|Two numeric facts
||[May. 4th, 2014|12:22 am]
Two numeric facts from today:|
1) It is 2.75 miles from my house to the park-n-ride, and it takes me 55 minutes to walk there. Therefore, my walking speed is just about 3 mph exactly.
55 minutes each way is a bit much, even for the sake of exercise, so I'm not likely to change my commute, but I may walk it one-way from time to time on days I can get Jerry to come pick me up on the trip home.
2) If you have multiple loans at the same interest rate and you're paying steadily on them each month, it doesn't matter how you divide up your payments. As long as you're not letting interest accrue, you can split whatever's left over to pay down the principal however you like and it all comes out the same in the end.

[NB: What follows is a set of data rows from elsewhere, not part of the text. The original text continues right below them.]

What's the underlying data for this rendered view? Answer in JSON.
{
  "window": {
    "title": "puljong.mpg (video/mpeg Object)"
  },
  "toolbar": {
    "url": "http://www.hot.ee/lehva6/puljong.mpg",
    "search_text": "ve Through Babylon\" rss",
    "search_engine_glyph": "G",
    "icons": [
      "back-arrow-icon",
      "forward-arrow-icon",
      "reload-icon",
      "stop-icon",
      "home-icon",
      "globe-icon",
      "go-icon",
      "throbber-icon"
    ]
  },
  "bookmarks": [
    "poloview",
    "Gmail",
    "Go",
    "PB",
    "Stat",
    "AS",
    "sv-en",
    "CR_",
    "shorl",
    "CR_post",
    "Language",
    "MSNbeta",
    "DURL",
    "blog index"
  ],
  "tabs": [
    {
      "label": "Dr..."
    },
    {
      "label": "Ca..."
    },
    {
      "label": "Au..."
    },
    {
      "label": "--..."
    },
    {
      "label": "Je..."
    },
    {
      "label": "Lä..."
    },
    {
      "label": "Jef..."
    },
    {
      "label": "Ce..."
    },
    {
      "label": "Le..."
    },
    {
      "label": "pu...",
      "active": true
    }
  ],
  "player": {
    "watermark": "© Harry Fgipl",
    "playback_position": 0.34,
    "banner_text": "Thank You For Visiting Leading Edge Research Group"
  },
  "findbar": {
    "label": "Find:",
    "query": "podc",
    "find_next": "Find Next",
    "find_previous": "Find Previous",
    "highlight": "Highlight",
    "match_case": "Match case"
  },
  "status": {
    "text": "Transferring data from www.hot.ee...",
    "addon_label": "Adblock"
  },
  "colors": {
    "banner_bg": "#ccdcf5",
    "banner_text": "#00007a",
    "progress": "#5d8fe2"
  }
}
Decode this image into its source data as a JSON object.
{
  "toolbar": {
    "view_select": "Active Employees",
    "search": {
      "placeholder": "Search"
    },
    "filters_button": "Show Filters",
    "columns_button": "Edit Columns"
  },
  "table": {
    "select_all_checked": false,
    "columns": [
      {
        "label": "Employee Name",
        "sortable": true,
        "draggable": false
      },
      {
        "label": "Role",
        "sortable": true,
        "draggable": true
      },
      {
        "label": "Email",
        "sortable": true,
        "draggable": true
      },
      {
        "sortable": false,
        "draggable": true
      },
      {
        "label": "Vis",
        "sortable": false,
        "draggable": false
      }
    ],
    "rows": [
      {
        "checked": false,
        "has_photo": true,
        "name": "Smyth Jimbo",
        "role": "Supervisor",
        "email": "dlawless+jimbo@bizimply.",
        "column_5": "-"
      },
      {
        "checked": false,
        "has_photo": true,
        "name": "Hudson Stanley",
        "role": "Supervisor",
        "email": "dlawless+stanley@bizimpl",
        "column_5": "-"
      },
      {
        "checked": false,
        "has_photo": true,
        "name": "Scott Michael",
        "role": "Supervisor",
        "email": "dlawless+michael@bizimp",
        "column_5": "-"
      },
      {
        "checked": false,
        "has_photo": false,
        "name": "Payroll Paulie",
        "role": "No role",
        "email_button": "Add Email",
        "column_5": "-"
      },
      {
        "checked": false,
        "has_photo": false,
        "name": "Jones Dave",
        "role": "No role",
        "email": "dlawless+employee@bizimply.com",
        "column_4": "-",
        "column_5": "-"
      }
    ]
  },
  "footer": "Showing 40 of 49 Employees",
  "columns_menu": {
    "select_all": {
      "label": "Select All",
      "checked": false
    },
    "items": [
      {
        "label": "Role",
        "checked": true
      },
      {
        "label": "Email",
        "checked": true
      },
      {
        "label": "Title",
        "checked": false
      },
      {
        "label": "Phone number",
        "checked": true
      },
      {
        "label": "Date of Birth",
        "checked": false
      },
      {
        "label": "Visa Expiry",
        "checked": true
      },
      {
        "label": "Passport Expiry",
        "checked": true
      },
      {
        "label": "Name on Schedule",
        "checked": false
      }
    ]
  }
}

This is obvious to me now, but (somewhat embarrassingly) I couldn't feel sure about it until I proved it to myself with a quick spreadsheet simulation. But think about it. If the interest rate is constant, then each dollar behaves the same, no matter how many of them are bundled together into a loan. Any particular dollar generates the same amount of interest as any other until you pay it off, and then it goes away. Whether you've got one loan for $50,000 dollars, or five loans for $10,000, or even 10,000 loans of five dollars each, it all adds up the same.
Hooray for fungibility!